PROVIDED INFORMATION:
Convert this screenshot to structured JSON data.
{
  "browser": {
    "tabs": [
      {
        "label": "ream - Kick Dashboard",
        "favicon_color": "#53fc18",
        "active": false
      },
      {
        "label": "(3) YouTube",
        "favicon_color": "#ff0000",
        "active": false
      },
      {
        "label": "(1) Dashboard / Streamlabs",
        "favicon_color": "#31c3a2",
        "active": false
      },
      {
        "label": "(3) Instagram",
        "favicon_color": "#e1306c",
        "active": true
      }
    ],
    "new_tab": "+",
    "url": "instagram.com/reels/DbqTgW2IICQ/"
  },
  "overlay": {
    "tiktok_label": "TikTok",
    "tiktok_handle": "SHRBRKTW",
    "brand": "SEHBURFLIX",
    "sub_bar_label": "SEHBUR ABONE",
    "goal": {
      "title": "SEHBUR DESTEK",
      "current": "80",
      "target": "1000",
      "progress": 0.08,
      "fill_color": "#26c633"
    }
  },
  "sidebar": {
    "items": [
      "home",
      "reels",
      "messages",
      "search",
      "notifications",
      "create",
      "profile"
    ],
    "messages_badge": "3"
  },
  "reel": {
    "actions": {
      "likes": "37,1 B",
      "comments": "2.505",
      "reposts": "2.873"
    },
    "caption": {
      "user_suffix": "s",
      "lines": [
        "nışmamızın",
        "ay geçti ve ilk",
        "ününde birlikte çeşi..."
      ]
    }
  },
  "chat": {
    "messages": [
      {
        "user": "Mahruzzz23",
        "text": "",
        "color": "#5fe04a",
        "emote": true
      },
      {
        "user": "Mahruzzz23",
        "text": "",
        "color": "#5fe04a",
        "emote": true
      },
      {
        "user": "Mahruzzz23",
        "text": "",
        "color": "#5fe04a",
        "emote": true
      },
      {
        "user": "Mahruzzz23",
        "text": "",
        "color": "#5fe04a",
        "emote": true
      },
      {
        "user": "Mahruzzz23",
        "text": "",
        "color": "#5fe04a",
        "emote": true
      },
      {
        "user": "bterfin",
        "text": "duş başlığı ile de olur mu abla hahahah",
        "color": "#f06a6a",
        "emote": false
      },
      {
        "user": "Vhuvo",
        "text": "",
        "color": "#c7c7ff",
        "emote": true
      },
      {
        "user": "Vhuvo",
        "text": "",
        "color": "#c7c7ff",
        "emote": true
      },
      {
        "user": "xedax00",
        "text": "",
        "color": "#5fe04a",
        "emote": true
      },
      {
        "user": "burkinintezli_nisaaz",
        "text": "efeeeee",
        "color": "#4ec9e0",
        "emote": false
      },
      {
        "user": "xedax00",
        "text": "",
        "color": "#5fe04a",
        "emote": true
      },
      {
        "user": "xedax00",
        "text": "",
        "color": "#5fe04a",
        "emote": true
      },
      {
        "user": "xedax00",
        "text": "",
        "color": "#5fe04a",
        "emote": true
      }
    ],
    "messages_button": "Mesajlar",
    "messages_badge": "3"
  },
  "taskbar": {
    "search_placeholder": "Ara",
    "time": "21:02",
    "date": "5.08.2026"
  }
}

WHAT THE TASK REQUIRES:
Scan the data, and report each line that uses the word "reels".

REPLY:
    "url": "instagram.com/reels/DbqTgW2IICQ/"
      "reels",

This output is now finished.